Nuclear power

China says it won't "stand by idly" if U.S. deploys missiles in Asia

Chinese and American flags waving next to each other
Photo: Teh Eng Koon/AFP/Getty Images

China said Tuesday it "will not stand by idly" if the U.S. follows through with plans to deploy intermediate-range missiles in the coming months in the Asia-Pacific region, reports AP.

Why it matters: The warning comes after the U.S. formally withdrew last week from the Cold War-era Intermediate Nuclear Forces (INF) agreement with Russia — which the U.S. claimed was unfair because other geopolitical rivals, like China, weren't restricted by its limits. Chinese officials also said they have no plans of joining nuclear weapons talks with the U.S. and Russia due to China's smaller arsenal.

Report: Trump associate leveraged White House ties to push Saudi nuclear plan

Thomas Barrack sitting down and looking forward.
Tom Barrack. Photo: Michael Kovac/Getty Images

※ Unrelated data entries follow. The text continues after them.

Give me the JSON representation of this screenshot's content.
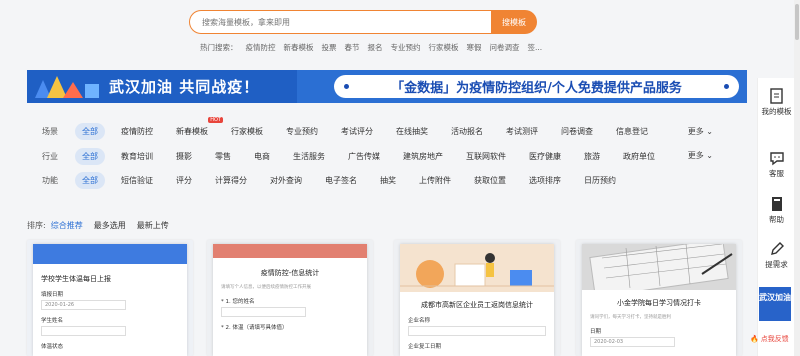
{
  "search": {
    "placeholder": "搜索海量模板，拿来即用",
    "button": "搜模板"
  },
  "hot": {
    "label": "热门搜索：",
    "items": [
      "疫情防控",
      "新春模板",
      "投票",
      "春节",
      "报名",
      "专业预约",
      "行家模板",
      "寒假",
      "问卷调查",
      "签..."
    ]
  },
  "banner": {
    "left": "武汉加油 共同战疫！",
    "right": "「金数据」为疫情防控组织/个人免费提供产品服务"
  },
  "filters": {
    "more": "更多",
    "rows": [
      {
        "label": "场景",
        "items": [
          "全部",
          "疫情防控",
          "新春模板",
          "行家模板",
          "专业预约",
          "考试评分",
          "在线抽奖",
          "活动报名",
          "考试测评",
          "问卷调查",
          "信息登记"
        ],
        "hot_index": 2,
        "hot": "HOT"
      },
      {
        "label": "行业",
        "items": [
          "全部",
          "教育培训",
          "摄影",
          "零售",
          "电商",
          "生活服务",
          "广告传媒",
          "建筑房地产",
          "互联网软件",
          "医疗健康",
          "旅游",
          "政府单位"
        ]
      },
      {
        "label": "功能",
        "items": [
          "全部",
          "短信验证",
          "评分",
          "计算得分",
          "对外查询",
          "电子签名",
          "抽奖",
          "上传附件",
          "获取位置",
          "选项排序",
          "日历预约"
        ]
      }
    ]
  },
  "sort": {
    "label": "排序:",
    "items": [
      "综合推荐",
      "最多选用",
      "最新上传"
    ]
  },
  "cards": [
    {
      "title": "学校学生体温每日上报",
      "f1": "填报日期",
      "v1": "2020-01-26",
      "f2": "学生姓名",
      "f3": "体温状态"
    },
    {
      "title": "疫情防控-信息统计",
      "text": "请填写个人信息，以便后续疫情防控工作开展",
      "f1": "* 1. 您的姓名",
      "f2": "* 2. 体温（请填写具体值）"
    },
    {
      "title": "成都市高新区企业员工返岗信息统计",
      "f1": "企业名称",
      "f2": "企业复工日期"
    },
    {
      "title": "小金学院每日学习情况打卡",
      "text": "请同学们，每天学习打卡，坚持就是胜利",
      "f1": "日期",
      "v1": "2020-02-03"
    }
  ],
  "sidebar": {
    "items": [
      "我的模板",
      "客服",
      "帮助",
      "提需求"
    ],
    "ad": "武汉加油",
    "report": "点我反馈"
  }
}
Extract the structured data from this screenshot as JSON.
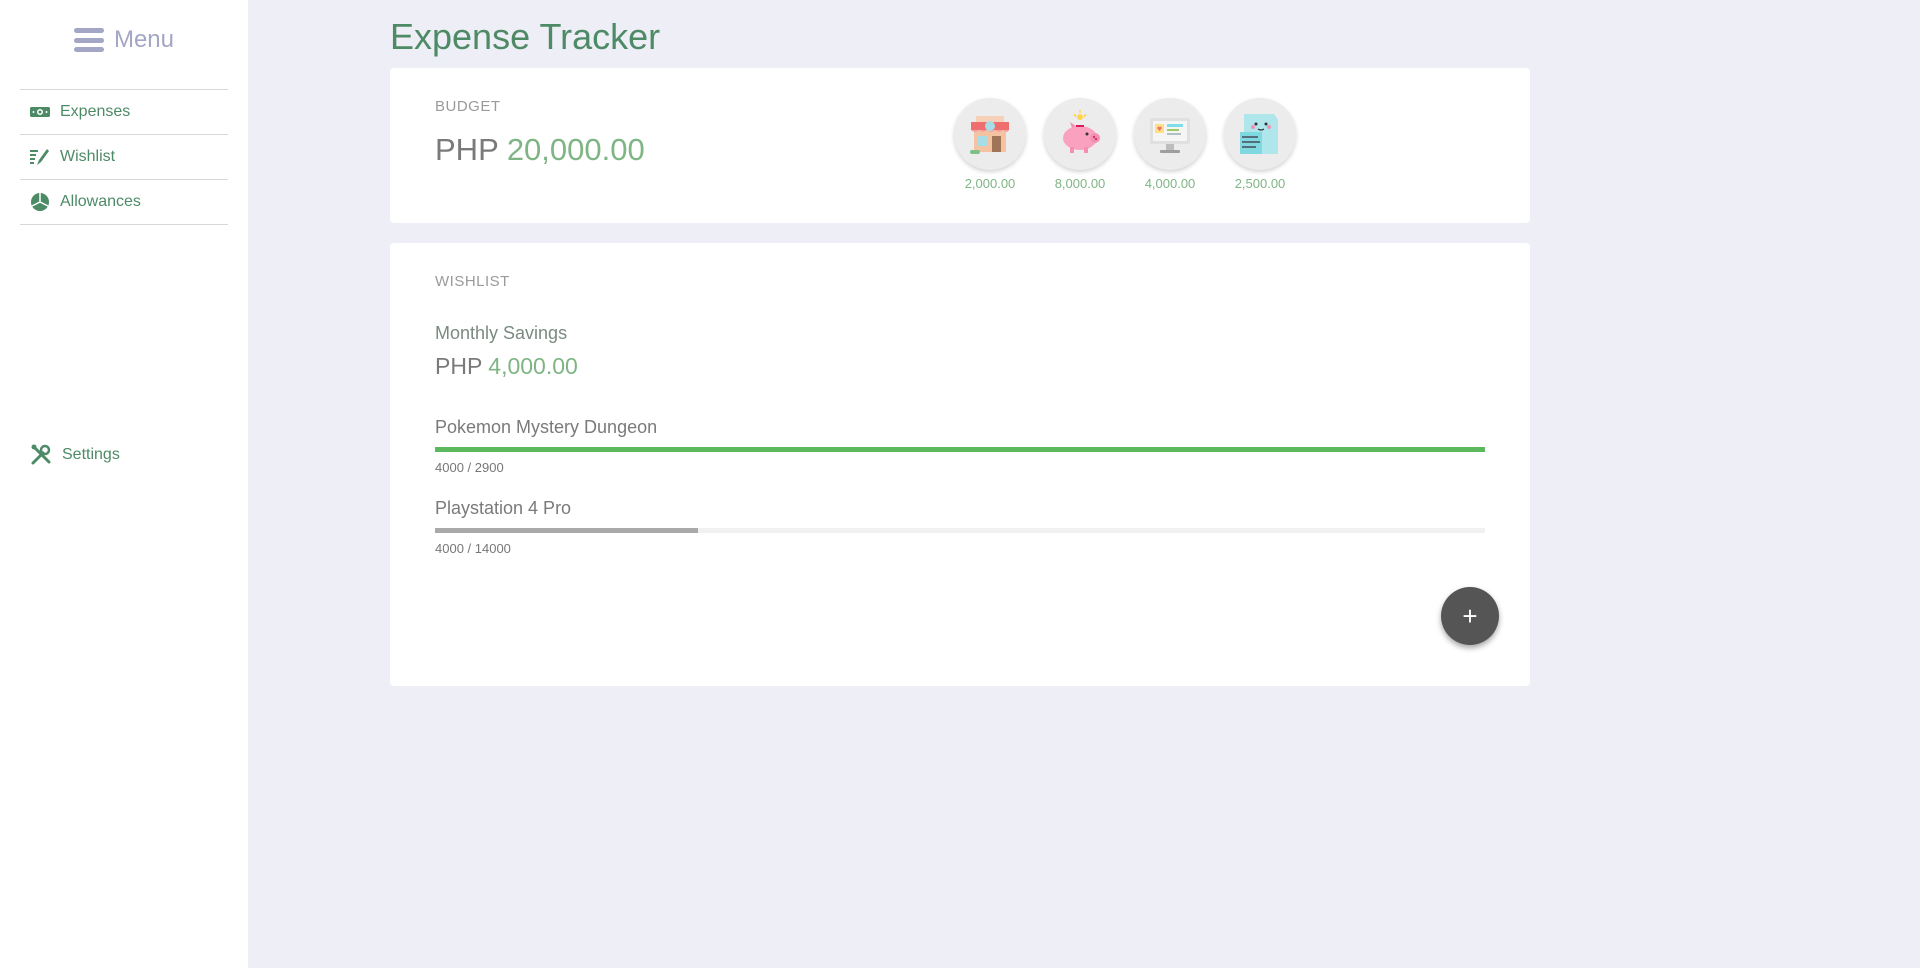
{
  "sidebar": {
    "menu_label": "Menu",
    "items": [
      {
        "label": "Expenses",
        "icon": "money-icon"
      },
      {
        "label": "Wishlist",
        "icon": "wishlist-icon"
      },
      {
        "label": "Allowances",
        "icon": "pie-chart-icon"
      }
    ],
    "settings_label": "Settings"
  },
  "header": {
    "title": "Expense Tracker"
  },
  "budget": {
    "label": "BUDGET",
    "currency": "PHP",
    "amount": "20,000.00",
    "categories": [
      {
        "icon": "store-icon",
        "amount": "2,000.00"
      },
      {
        "icon": "piggy-bank-icon",
        "amount": "8,000.00"
      },
      {
        "icon": "computer-icon",
        "amount": "4,000.00"
      },
      {
        "icon": "receipt-icon",
        "amount": "2,500.00"
      }
    ]
  },
  "wishlist": {
    "label": "WISHLIST",
    "monthly_label": "Monthly Savings",
    "currency": "PHP",
    "monthly_amount": "4,000.00",
    "items": [
      {
        "name": "Pokemon Mystery Dungeon",
        "progress_text": "4000 / 2900",
        "fill_fraction": 1.0,
        "fill_color": "#5cb85c"
      },
      {
        "name": "Playstation 4 Pro",
        "progress_text": "4000 / 14000",
        "fill_fraction": 0.25,
        "fill_color": "#a9a9a9"
      }
    ],
    "add_label": "+"
  },
  "colors": {
    "brand_green": "#4e8a66",
    "amount_green": "#7fb584",
    "background": "#edeef6"
  }
}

A report from the House Oversight Committee released Monday found that Trump associate Tom Barrack sought powerful positions in the administration at the same time he was promoting U.S. corporate and foreign interests that would benefit from the transfer of nuclear technology to Saudi Arabia.

What we know: Barrack is a successful businessman who oversaw Trump's inaugural committee and has significant real estate dealings in the Gulf region, including with Saudi Arabia and the United Arab Emirates. The report states that "private parties with close ties to the President wield[ed] outsized influence over U.S. policy towards Saudi Arabia," naming Barrack as "one of the key individuals leveraging his close ties to President Trump and the Administration to promote his own interests."